--- THE PROBLEM ---
Reproduce exactly, with no other output, every line of the data below from the line containing "What's the underlying" to the end, inclusive.

[Page and application data records]
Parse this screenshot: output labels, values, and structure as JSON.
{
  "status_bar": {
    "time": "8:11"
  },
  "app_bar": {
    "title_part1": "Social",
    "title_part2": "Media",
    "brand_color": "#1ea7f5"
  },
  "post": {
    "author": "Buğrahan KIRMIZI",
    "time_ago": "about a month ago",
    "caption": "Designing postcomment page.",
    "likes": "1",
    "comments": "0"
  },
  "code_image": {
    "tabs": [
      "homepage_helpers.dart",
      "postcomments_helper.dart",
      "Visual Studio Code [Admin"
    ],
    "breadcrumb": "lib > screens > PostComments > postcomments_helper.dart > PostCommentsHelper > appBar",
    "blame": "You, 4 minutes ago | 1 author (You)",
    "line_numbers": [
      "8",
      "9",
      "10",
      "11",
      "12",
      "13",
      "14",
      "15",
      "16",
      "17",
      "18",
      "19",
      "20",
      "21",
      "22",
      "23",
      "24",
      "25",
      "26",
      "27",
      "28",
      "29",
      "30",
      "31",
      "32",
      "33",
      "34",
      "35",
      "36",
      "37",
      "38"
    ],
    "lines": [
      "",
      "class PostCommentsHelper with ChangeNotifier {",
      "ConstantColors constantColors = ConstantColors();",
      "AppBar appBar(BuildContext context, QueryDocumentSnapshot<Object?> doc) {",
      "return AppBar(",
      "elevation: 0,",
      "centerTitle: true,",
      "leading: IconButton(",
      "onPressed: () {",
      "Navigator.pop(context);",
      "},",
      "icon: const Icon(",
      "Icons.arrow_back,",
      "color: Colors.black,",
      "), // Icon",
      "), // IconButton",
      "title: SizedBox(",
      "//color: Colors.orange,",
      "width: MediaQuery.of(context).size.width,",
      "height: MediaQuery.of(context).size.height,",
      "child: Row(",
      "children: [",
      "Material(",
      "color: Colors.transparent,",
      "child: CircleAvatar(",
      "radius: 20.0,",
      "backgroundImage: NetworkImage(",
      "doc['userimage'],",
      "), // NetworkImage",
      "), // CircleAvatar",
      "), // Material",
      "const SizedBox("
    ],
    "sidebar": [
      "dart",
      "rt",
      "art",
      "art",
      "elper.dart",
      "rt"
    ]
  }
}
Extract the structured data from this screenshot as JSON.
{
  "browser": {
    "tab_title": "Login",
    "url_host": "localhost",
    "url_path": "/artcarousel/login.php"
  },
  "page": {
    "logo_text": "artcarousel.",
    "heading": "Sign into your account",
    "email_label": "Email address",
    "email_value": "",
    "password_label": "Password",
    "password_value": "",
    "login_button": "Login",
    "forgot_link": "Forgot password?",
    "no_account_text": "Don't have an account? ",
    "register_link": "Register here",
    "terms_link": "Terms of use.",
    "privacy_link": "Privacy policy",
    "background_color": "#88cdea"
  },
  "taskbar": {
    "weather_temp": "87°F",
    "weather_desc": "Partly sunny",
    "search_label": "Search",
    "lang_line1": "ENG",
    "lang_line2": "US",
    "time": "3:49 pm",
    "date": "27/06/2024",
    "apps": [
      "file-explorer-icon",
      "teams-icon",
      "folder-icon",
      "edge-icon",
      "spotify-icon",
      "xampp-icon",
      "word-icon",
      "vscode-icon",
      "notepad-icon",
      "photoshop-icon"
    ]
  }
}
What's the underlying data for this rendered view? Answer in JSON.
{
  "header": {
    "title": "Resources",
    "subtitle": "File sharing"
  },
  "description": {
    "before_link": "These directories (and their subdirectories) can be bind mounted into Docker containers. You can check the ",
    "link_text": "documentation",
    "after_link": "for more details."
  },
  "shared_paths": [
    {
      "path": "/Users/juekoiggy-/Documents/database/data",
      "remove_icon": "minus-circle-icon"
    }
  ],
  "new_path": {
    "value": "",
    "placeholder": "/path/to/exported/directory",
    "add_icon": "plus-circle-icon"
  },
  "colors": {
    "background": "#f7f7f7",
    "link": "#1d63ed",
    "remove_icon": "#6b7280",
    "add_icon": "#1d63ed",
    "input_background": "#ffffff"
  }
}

--- ANSWER SPACE ---
What's the underlying data for this rendered view? Answer in JSON.
{
  "header": {
    "title": "Resources",
    "subtitle": "File sharing"
  },
  "description": {
    "before_link": "These directories (and their subdirectories) can be bind mounted into Docker containers. You can check the ",
    "link_text": "documentation",
    "after_link": "for more details."
  },
  "shared_paths": [
    {
      "path": "/Users/juekoiggy-/Documents/database/data",
      "remove_icon": "minus-circle-icon"
    }
  ],
  "new_path": {
    "value": "",
    "placeholder": "/path/to/exported/directory",
    "add_icon": "plus-circle-icon"
  },
  "colors": {
    "background": "#f7f7f7",
    "link": "#1d63ed",
    "remove_icon": "#6b7280",
    "add_icon": "#1d63ed",
    "input_background": "#ffffff"
  }
}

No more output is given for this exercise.